EnumWindows as well. I can see much use for this class in many programs. I may continue expanding it and publish another article about it.
This class provides an event based hotkey manager. Call
RegisterHotKey with an id for the hotkey and the keys themselves. Then, listen for the
HotKeyPressed event and check the id given to the event to handle hotkeys.
This class is used by the
HotKey class. It simply inherits the
NativeWindow class and adds an event that is called from
WndProc. It allows you to handle
NativeWindow messages without inheriting from
NativeWindow every time.
VirtualDesktop and VirtualDesktopManager Classes
These classes are in the same file because they use one another. They compose the base virtual desktop "engine". I've found this implementation to be pretty reliable, but remember that when debugging a virtual desktop program you must end the program normally rather than hit "Stop" if you have Windows on other desktops. Otherwise, the Windows will stay hidden until you log off (that is not fun). When the program starts up, it calls
InitVirtualDesktops with the number
4 as the parameter for how many desktops to make. That's right, this virtual desktop engine supports as many desktops as you want. However, the thumbnail based preview Window supports only 4 at this time.
ThumbnailWindow and ThumbnailManager Classes
These classes actually control the preview Window. Actually that's preview Windows.

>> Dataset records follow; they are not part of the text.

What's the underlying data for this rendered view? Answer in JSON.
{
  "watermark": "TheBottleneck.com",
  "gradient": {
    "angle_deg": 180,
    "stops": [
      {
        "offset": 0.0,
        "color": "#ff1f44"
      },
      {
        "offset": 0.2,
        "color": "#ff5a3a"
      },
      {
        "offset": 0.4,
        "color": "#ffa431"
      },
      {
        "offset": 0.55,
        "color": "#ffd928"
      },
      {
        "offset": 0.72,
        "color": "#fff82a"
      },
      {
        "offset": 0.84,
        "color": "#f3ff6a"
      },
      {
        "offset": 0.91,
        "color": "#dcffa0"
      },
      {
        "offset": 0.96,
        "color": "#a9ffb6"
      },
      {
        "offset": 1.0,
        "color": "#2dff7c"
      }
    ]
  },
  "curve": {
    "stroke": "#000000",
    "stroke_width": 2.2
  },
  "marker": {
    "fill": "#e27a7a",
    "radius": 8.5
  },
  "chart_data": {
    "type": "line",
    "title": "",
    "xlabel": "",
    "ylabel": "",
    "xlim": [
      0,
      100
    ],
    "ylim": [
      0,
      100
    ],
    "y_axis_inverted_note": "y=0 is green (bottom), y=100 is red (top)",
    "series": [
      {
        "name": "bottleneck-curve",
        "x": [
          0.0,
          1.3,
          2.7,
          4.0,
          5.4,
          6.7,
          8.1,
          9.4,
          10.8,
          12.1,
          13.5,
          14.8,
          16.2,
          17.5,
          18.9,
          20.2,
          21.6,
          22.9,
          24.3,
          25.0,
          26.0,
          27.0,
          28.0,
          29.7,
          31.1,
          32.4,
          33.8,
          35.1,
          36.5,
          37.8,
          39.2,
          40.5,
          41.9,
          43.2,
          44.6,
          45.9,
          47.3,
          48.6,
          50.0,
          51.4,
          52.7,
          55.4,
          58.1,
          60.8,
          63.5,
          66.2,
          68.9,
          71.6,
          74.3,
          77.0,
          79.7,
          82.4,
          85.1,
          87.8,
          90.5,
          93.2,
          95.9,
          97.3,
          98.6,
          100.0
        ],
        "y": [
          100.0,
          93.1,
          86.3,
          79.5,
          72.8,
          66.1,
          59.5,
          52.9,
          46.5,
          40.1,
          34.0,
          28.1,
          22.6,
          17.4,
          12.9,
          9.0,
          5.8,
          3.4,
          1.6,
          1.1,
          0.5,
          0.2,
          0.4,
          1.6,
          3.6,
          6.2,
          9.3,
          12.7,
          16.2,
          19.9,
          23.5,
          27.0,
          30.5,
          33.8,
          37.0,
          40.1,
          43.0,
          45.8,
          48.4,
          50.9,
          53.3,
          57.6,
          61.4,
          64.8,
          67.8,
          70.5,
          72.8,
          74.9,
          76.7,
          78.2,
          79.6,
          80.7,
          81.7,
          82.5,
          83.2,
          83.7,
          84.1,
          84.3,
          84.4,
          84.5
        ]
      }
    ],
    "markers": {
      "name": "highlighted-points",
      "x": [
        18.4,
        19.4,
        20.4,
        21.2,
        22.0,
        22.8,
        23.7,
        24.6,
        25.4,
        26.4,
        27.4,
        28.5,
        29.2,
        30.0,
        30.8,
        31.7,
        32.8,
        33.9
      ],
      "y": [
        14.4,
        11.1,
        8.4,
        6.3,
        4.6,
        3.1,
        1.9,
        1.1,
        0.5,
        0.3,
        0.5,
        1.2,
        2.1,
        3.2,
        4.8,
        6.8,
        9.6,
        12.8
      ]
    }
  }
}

Many people complained about the thumbnail API to Microsoft. The API's aren't very powerful by themselves and give you only a few options about how to draw them. You can't create a program like Flip3D with only these API's. Flip3D is built into the DWM program and works by simply applying matrix transformations to the Windows.
I don't need any 3D stuff for this program, but I did need fast 2D animation. The Windows needed to move when dragged and to fade in rather quickly. Most other thumbnail programs use the thumbnail API's to move, scale, and alpha-blend their thumbnails. The API's aren't usually fast enough to provide fluid animation (especially on slower computers), so I came up with a trick. Firstly, each thumbnail is on its own Window. Now, if you use regular Windows for this, the translucent glass areas won't be translucent. Instead, I found that Windows will allow you to use layered Windows for this. Basically, you create the layered Window and tell it to render on it like on a normal Window. Then in order to make the Window touch-sensitive, you have to color the pixels in something other than 0,0,0,0. So I just fill a rectangle with 1,0,0,0 (1/255 alpha, black) the same size as the thumbnail. You end up with a perfect translucent floating thumbnail.
Once I figured out how to display the thumbnails like that, I wrote the
ThumbnailManager classes. The
TumbnailWindow class inherits from the layered window class (
PerPixelAlpha.Form). They access one another to control the animations and the windows represented by the thumbnails. Using an altered version of the
ThumbnailWindow class, you could display highly animated thumbnails floating over the desktop any time you want!
This simply inherits from
System.Windows.Form and sets the
DoubleBuffered property to
true in the constructor.
This class simply provides the startup code and sets up everything including the system tray icon. It also handles the hot key presses and calls the needed functions.
This form is a click-throughable layered Window that is shown whenever the user switches desktops. The draw code that matters is the
This form contains some useful options, including the ability to have more than 4 desktops (although the preview Windows don't show more than 4).
This program provides a great example of using Vista thumbnails for functional purposes. You can easily use the
ThumbnailWindow class for other thumbnail animations as well. For example, you could make an alternate version of Alt-Tab that has the Window thumbnails fade in and fall down from the top of the screen. It also gives you a very reliable virtual desktop engine. Lastly, it gives you a few very handy Win32 API wrappers for use in just about anything.